Spatial confinement downsizes the inflammatory response of macrophages

Nat Mater. 2018 Dec;17(12):1134-1144. doi: 10.1038/s41563-018-0190-6. Epub 2018 Oct 22.


Macrophages respond to chemical/metabolic and physical stimuli, but their effects cannot be readily decoupled in vivo during pro-inflammatory activation. Here, we show that preventing macrophage spreading by spatial confinement, as imposed by micropatterning, microporous substrates or cell crowding, suppresses late lipopolysaccharide (LPS)-activated transcriptional programs (biomarkers IL-6, CXCL9, IL-1β, and iNOS) by mechanomodulating chromatin compaction and epigenetic alterations (HDAC3 levels and H3K36-dimethylation). Mechanistically, confinement reduces actin polymerization, thereby lowers the LPS-stimulated nuclear translocation of MRTF-A. This lowers the activity of the MRTF-A-SRF complex and subsequently downregulates the inflammatory response, as confirmed by chromatin immunoprecipitation coupled with quantitative PCR and RNA sequencing analysis. Confinement thus downregulates pro-inflammatory cytokine secretion and, well before any activation processes, the phagocytic potential of macrophages. Contrarily, early events, including activation of the LPS receptor TLR4, and downstream NF-κB and IRF3 signalling and hence the expression of early LPS-responsive genes were marginally affected by confinement. These findings have broad implications in the context of mechanobiology, inflammation and immunology, as well as in tissue engineering and regenerative medicine.

Publication types

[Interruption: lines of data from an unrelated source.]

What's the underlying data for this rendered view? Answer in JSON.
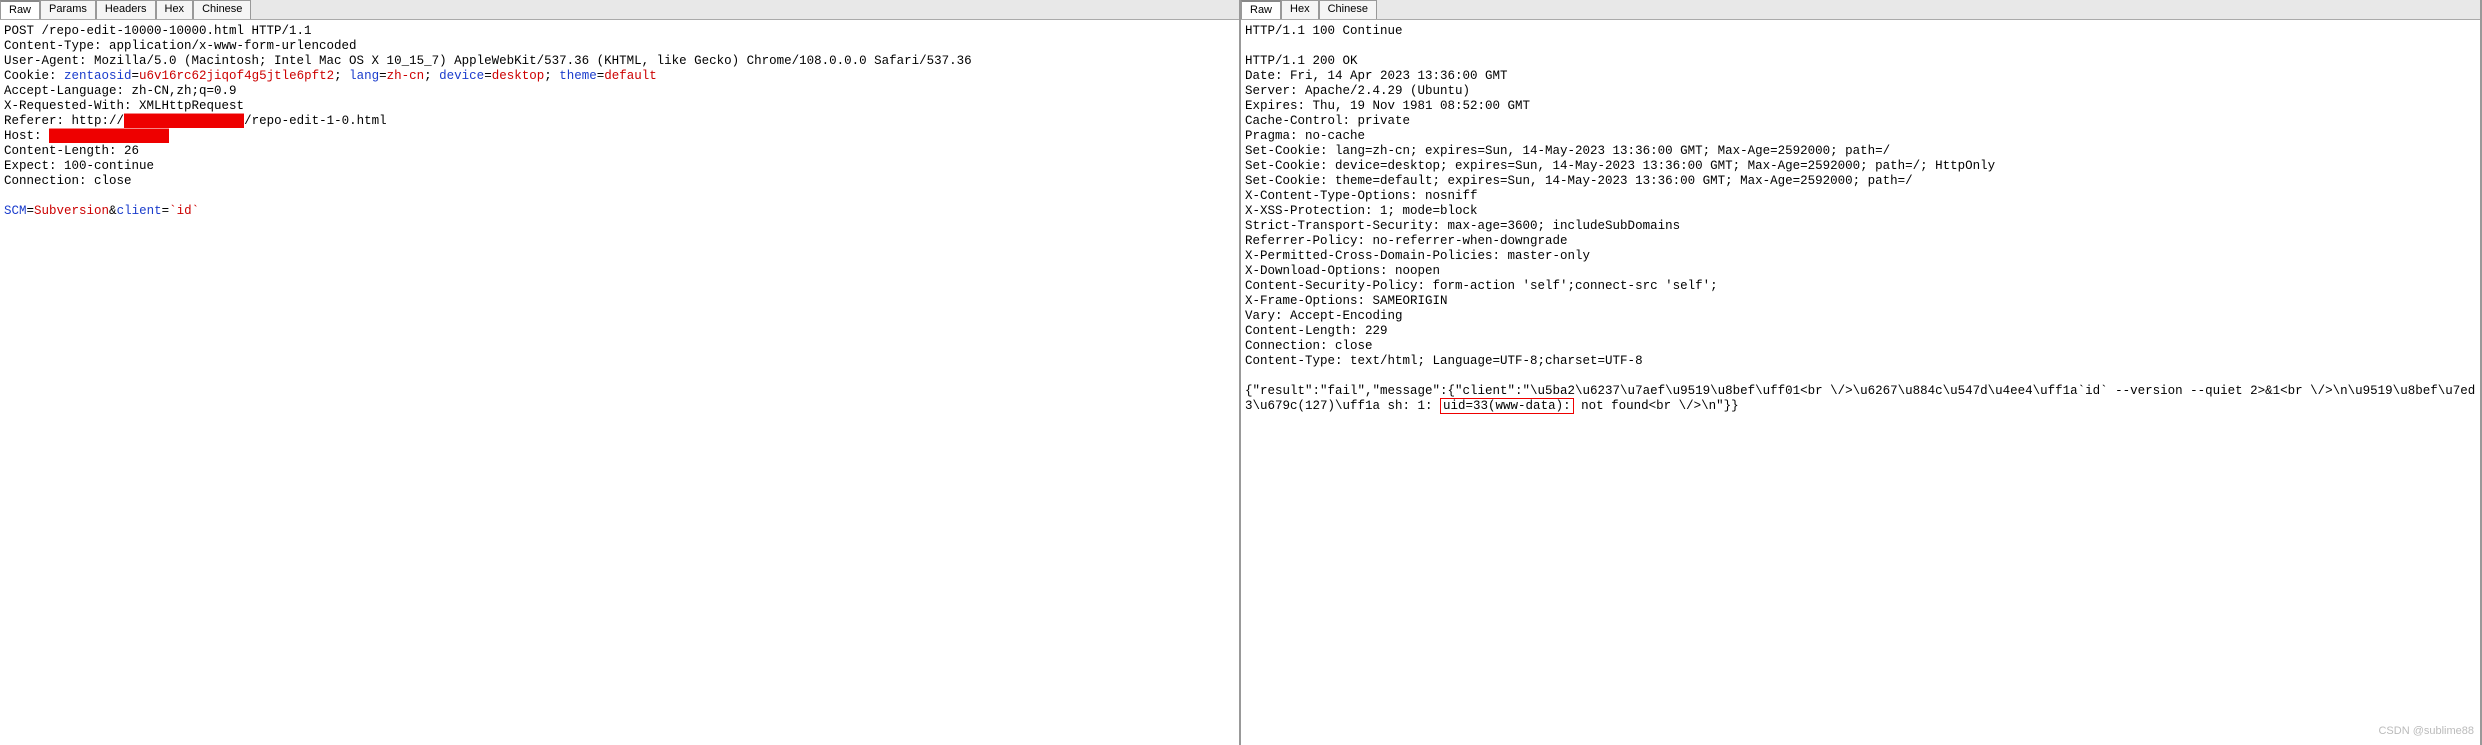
{
  "left": {
    "tabs": [
      "Raw",
      "Params",
      "Headers",
      "Hex",
      "Chinese"
    ],
    "activeTab": 0,
    "request": {
      "line1": "POST /repo-edit-10000-10000.html HTTP/1.1",
      "line2": "Content-Type: application/x-www-form-urlencoded",
      "line3": "User-Agent: Mozilla/5.0 (Macintosh; Intel Mac OS X 10_15_7) AppleWebKit/537.36 (KHTML, like Gecko) Chrome/108.0.0.0 Safari/537.36",
      "cookiePrefix": "Cookie: ",
      "cookieKey1": "zentaosid",
      "cookieVal1": "u6v16rc62jiqof4g5jtle6pft2",
      "cookieSep1": "; ",
      "cookieKey2": "lang",
      "cookieVal2": "zh-cn",
      "cookieSep2": "; ",
      "cookieKey3": "device",
      "cookieVal3": "desktop",
      "cookieSep3": "; ",
      "cookieKey4": "theme",
      "cookieVal4": "default",
      "line5": "Accept-Language: zh-CN,zh;q=0.9",
      "line6": "X-Requested-With: XMLHttpRequest",
      "refererPrefix": "Referer: http://",
      "refererRedacted": "████████████████",
      "refererSuffix": "/repo-edit-1-0.html",
      "hostPrefix": "Host: ",
      "hostRedacted": "████████████████",
      "line9": "Content-Length: 26",
      "line10": "Expect: 100-continue",
      "line11": "Connection: close",
      "bodyKey1": "SCM",
      "bodyEq1": "=",
      "bodyVal1": "Subversion",
      "bodyAmp": "&",
      "bodyKey2": "client",
      "bodyEq2": "=",
      "bodyVal2": "`id`"
    }
  },
  "right": {
    "tabs": [
      "Raw",
      "Hex",
      "Chinese"
    ],
    "activeTab": 0,
    "response": {
      "r0": "HTTP/1.1 100 Continue",
      "blank1": "",
      "r1": "HTTP/1.1 200 OK",
      "r2": "Date: Fri, 14 Apr 2023 13:36:00 GMT",
      "r3": "Server: Apache/2.4.29 (Ubuntu)",
      "r4": "Expires: Thu, 19 Nov 1981 08:52:00 GMT",
      "r5": "Cache-Control: private",
      "r6": "Pragma: no-cache",
      "r7": "Set-Cookie: lang=zh-cn; expires=Sun, 14-May-2023 13:36:00 GMT; Max-Age=2592000; path=/",
      "r8": "Set-Cookie: device=desktop; expires=Sun, 14-May-2023 13:36:00 GMT; Max-Age=2592000; path=/; HttpOnly",
      "r9": "Set-Cookie: theme=default; expires=Sun, 14-May-2023 13:36:00 GMT; Max-Age=2592000; path=/",
      "r10": "X-Content-Type-Options: nosniff",
      "r11": "X-XSS-Protection: 1; mode=block",
      "r12": "Strict-Transport-Security: max-age=3600; includeSubDomains",
      "r13": "Referrer-Policy: no-referrer-when-downgrade",
      "r14": "X-Permitted-Cross-Domain-Policies: master-only",
      "r15": "X-Download-Options: noopen",
      "r16": "Content-Security-Policy: form-action 'self';connect-src 'self';",
      "r17": "X-Frame-Options: SAMEORIGIN",
      "r18": "Vary: Accept-Encoding",
      "r19": "Content-Length: 229",
      "r20": "Connection: close",
      "r21": "Content-Type: text/html; Language=UTF-8;charset=UTF-8",
      "bodyPre": "{\"result\":\"fail\",\"message\":{\"client\":\"\\u5ba2\\u6237\\u7aef\\u9519\\u8bef\\uff01<br \\/>\\u6267\\u884c\\u547d\\u4ee4\\uff1a`id` --version --quiet 2>&1<br \\/>\\n\\u9519\\u8bef\\u7ed3\\u679c(127)\\uff1a sh: 1: ",
      "bodyHighlight": "uid=33(www-data):",
      "bodyPost": " not found<br \\/>\\n\"}}"
    }
  },
  "watermark": "CSDN @sublime88"
}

  • Research Support, N.I.H., Extramural
  • Research Support, Non-U.S. Gov't

MeSH terms

  • Actins / metabolism
  • Animals
  • Cytokines / metabolism
  • Epigenesis, Genetic / drug effects
  • Histone Deacetylases / metabolism
  • Inflammation / immunology
  • Lipopolysaccharides / pharmacology
  • Macrophages / cytology*
  • Macrophages / drug effects
  • Macrophages / metabolism
  • Mice
  • RAW 264.7 Cells
  • Signal Transduction / drug effects
  • Transcription, Genetic / drug effects


  • Actins
  • Cytokines
  • Lipopolysaccharides
  • Histone Deacetylases
  • histone deacetylase 3